Hello again and thanks for reading my second blog post! After publishing my first blog I kept on trying to hack different companies and websites. Not as easy as I had hoped for! It took me quite some time to find another security issue after the IDOR in my first month. This SOME issue I found is not to be made public, so I won’t be able to mention company details and will have to mask url’s etc.
Extensive recon of different websites owned by my target company learned that they were using an old version of an upload plugin. This plugin attempts to allow user uploads for as many different browsers and versions as possible and includes a flash component. Funny thing is this flash component was vulnerable to XSS:
This wil pop an alert box containing kciredor. How did I know? While browsing the website and proxying everything through Burp to create a sitemap, the Retire.js chrome extension pointed out that this specific library was out of date. So I started looking into it and searched for published issues.
So far so good but it does not end with an alert of my nickname. Can I also alert document.cookie for instance? The anwser is: no. Simply reporting this XSS right now would end up getting myself in trouble, because I cannot prove exploitability.
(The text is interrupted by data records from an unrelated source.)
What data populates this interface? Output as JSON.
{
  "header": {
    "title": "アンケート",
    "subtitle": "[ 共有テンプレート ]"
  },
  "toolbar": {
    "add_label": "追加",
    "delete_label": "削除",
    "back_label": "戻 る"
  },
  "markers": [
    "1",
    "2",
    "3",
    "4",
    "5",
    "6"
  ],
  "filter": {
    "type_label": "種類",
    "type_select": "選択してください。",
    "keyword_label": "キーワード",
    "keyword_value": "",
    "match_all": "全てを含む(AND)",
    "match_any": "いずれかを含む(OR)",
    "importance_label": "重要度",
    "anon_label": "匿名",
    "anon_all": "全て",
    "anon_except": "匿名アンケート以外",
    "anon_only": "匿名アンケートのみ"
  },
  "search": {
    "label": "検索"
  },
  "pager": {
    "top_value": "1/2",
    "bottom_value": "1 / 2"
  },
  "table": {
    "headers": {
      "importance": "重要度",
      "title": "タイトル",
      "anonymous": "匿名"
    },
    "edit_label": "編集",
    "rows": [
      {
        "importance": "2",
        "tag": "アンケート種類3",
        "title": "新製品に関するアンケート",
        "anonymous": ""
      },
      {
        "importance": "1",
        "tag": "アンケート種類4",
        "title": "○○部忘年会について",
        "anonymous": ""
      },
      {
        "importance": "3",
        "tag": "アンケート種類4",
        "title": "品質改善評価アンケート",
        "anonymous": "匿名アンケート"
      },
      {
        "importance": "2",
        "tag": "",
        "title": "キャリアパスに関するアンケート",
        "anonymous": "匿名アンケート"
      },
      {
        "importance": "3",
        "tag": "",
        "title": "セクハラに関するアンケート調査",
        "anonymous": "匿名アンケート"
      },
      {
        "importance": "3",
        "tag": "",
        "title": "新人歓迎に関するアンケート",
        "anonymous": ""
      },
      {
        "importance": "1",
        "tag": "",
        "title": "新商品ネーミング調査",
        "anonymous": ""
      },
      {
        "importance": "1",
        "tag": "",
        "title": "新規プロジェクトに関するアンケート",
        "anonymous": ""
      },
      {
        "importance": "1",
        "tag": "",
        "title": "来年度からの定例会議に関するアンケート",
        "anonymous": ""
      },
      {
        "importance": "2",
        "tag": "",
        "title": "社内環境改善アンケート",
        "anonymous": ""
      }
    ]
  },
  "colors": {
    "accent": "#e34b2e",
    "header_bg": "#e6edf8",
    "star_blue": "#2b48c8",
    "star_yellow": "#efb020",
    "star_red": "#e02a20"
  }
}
Cloning the library from github including submodules and browsing through the code I found out the target parameter has a regex filter like this: a-zA-Z0-9._ and the uid parameter has a regex filter like this: a-zA-Z0-9_ which does not leave us a lot of room to get things done.
This is where I want to thank smiegles for giving me a heads up on SOME attacks: Same Origin Method Execution. There’s even a PoC to get inspired! The impact of SOME attacks is roughly the same as XSS. Using only alphanumeric input and a dot is enough to make a SOME attack work, meaning this could do the trick! Ben Hayak wrote an excellent whitepaper on these kind of attacks.
Now there’s only one more thing: how do I make sure someone actually clicks on the link containing my attack? That depends given the context of the website. If it’s something like eBay you could add a link claiming there’s more info and pictures behind it. Given the context of the company I was attacking it was pretty easy to find a good reason.
The end result looked something like this (poc.html):
The ‘first month IDOR issue’ has been resolved by the company, but it’s still not published. As soon as it’s publically disclosed I’ll write a detailed blog post about it, without having to mask anything! During my second month I invested a lot of time, perhaps most of my time, into coding a successor of recon.sh. I kept on having to fix and customize recon.sh to work with each and every target I tried and it kept on crashing, etc. The new setup is what I call recon-docker. It’s a python/django dockerized set of scanners with a web frontend, leveraging the usual tools like masscan and recon-ng. For now I’m able to define targets with exact scope and let it run from one or more vm’s. If a tool crashes then recon-docker will recover and continue. Next up would be continues scanning and change detection: send me a push notification as soon as company X has new sub domain Y! Hoping this investment will help me in the long run.
Wrapping Stepping up
So far I’ve found an IDOR in the first month, a SOME attack in the second month and an open S3 bucket (yet to be triaged) in the third month. Mixed feelings: out of nowhere I stepped into the world of bug bounties, having a professional background in software engineering, but not in information security let alone web hacking. So finding one bug each month so far as a beginner should be a good start… but it does not feel like it’s enough. Far from it! Bills will have to be paid for. I’m eager to pursue my dreams. So it’s time to step up my game. When I was young I fell in love with reverse engineering: disassemblers, debuggers, hex editors, you name it. Let’s find out what the possibilities are in that specific area of expertise: a healthy (?) mix between binary exploitation/reverse engineering/vm escapes and web application hacking.
Let’s keep on hacking!